If you realize that the racquet you bought a few years ago still has it’s original strings in it, it’s time to have your racquet restrung! There are a few things to consider when you want to restring your tennis racquet. When you are ready, Elite has you covered. Read on to learn all about tennis restringing.
How Often Should You Restring Your Racquet
The general rule of thumb is: as many times as you play in a week is how many times a year you should have your racquet restrung. So, if you play 3 times a week, you should restring your racquet every 4 months. Remember, this is a general rule. Some people will go through strings faster, some slower, and most people will not restring as often as they should.
4 Types of Tennis Strings
Before you have have your racquet restrung, you must decide what kind of string you want in the racquet. Below is a brief explanation of your choices to you help you better understand your options. There are four types of string.
This string provides the best tension maintenance and feel for any type of player. It is made from individual strands of intestines (usually from cows). Some of the downfalls are that it is the priciest string on the market. Depending upon your style of play the string might not last very long. This string also doesn’t hold up to the elements very well. The string also has a tendency to not react well to weather. If you are going to use this string don’t leave it in cars or garages!
This type of string has a design structure with numerous individual string filaments mostly made of nylon, which are wrapped or braided into a single length of string with a urethane binding agent. This type of string tends to produce more power and comfort solid-core or synthetic gut strings, and are a good option for people with arm problems. Multifilament strings are a great choice for people who want the performance of natural gut, but don’t want the heavy price tag. These strings provide excellent elasticity when freshly strung, but lose tension fairly quickly.
A type of string design where one string material, or a combination of materials, is drawn through a shaped dye, to form one solid piece of string. This string usually has greater durability than synthetic gut or multifilament strings of the same material, but have less power, feel, and comfort. The most common monofilament string is polyester based string. These strings are ideal for players searching for durability with control and spin. It is a string that is much harder on your arm then most other types of string. Recently, companies have started producing what they are calling a softer poly which has all the characteristics of a poly, but are easier on your arm. Polyester-based strings also lose tension fairly quickly. To maximize using poly strings you should have a full and faster swing.
This is typically a nylon based string with a solid monofilament core surrounded by one of multiple layers of smaller filaments. This construction technique allows for more of and all-around performance by combining the improved tension maintenance of the solid core while improving the feel and playability by utilizing the outerwraps. This string’s performance has improved over the years and is enjoyed by players of various levels. Synthetic gut is the most economical of all strings on the market.
Tennis Restringing at Elite Sports Clubs
Most people don’t realize that Elite has racquet stringing services.

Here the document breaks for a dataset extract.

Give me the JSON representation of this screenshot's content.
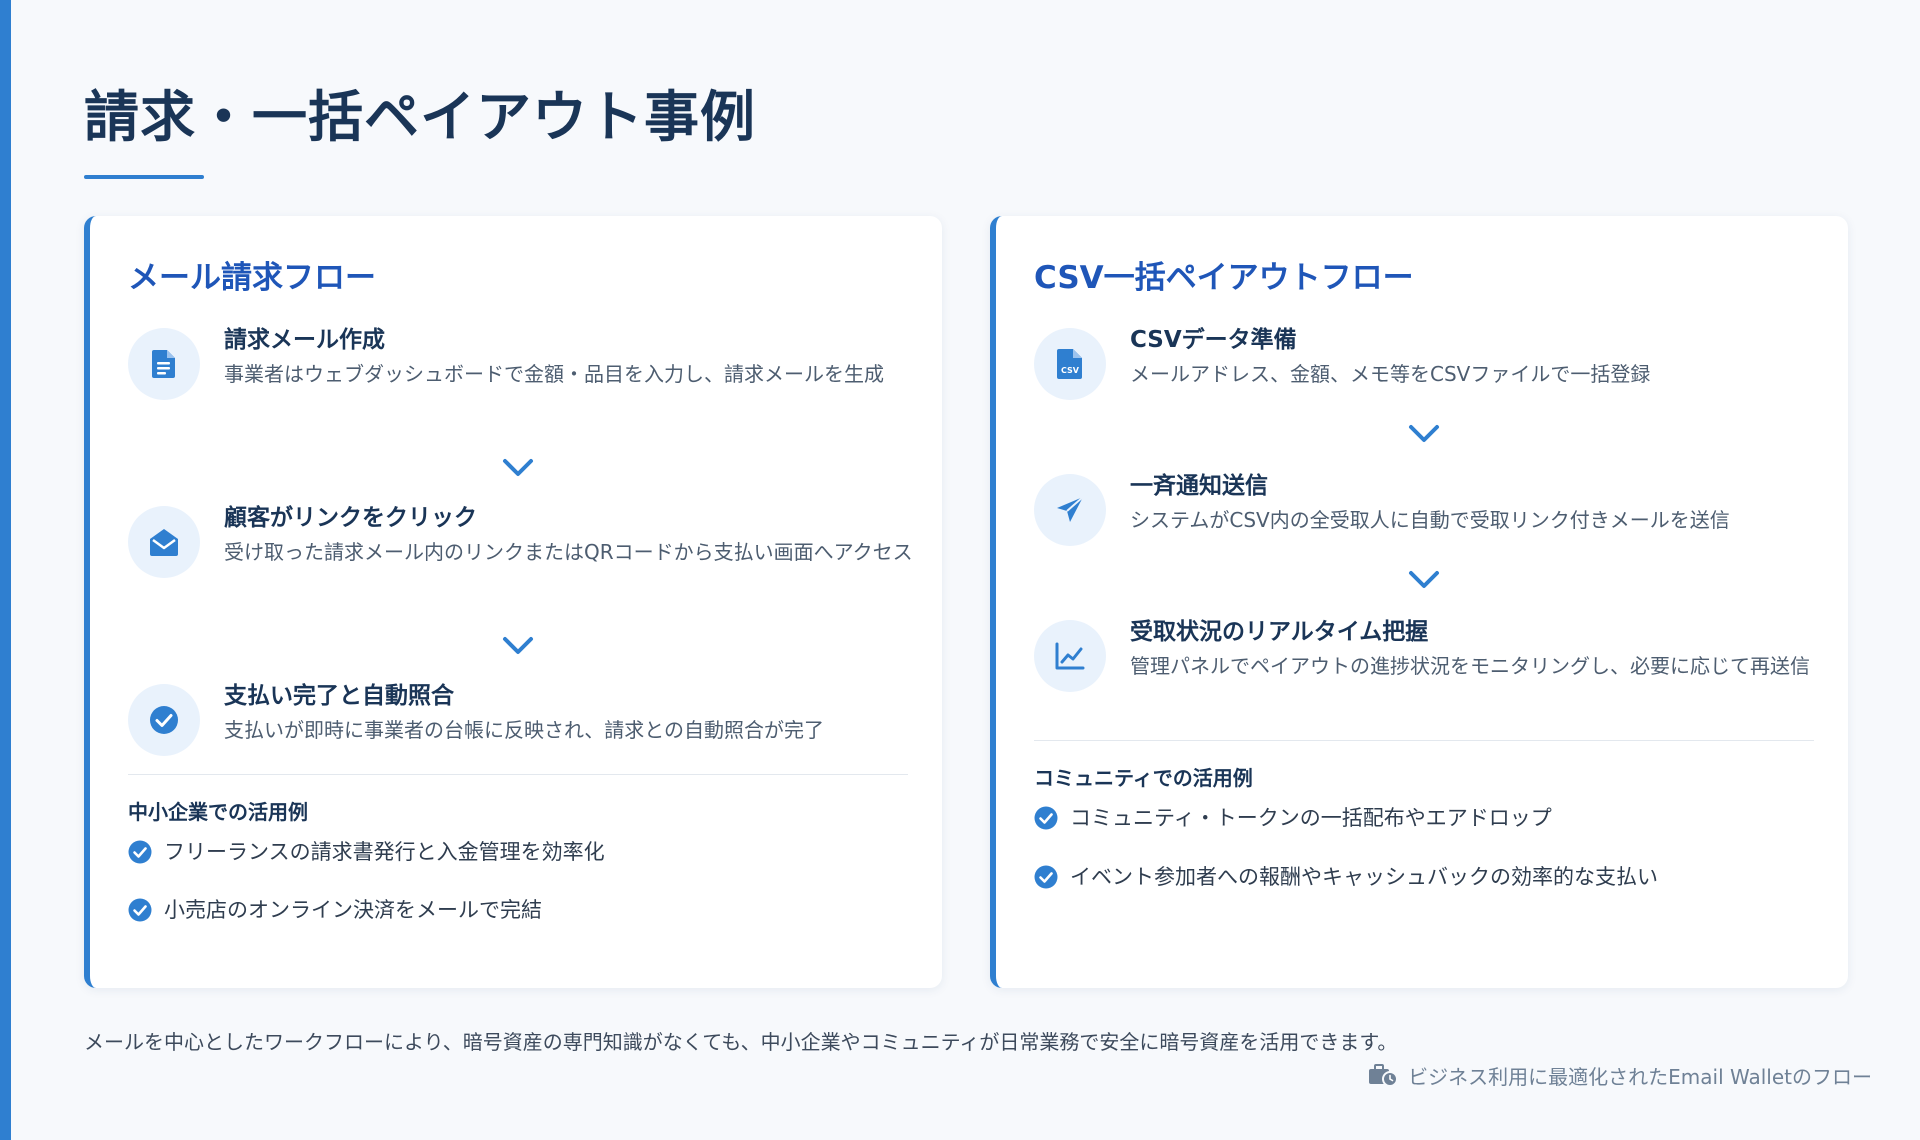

You can drop the racquet off and pick it up at the same place that you play tennis. A one stop shop.
Stop by any front desk and ask them to help you. They will take your racquet and get it to one of our trained stringers: Joe at Brookfield, Dustin at West Brookfield, Logan at Mequon, and Marty at North Shore/River Glen. These stringers are not only able to restring your racquet or update a grip, but they are also able to make suggestions to help try and improve your game. Just ask.
The Elite racquet stringers are always available to help with the decision-making process. In the coming months, we will be sharing additional information about our stringing staff, strings, racquets, other tennis equipment, and other related subjects. Until then, if you have any questions please don’t hesitate to contact me at [email protected].Get more involved with Tennis!
Written by Marty Badt; Tennis Pro and Tennis Racquet Stringer at Elite Sports Club-North Shore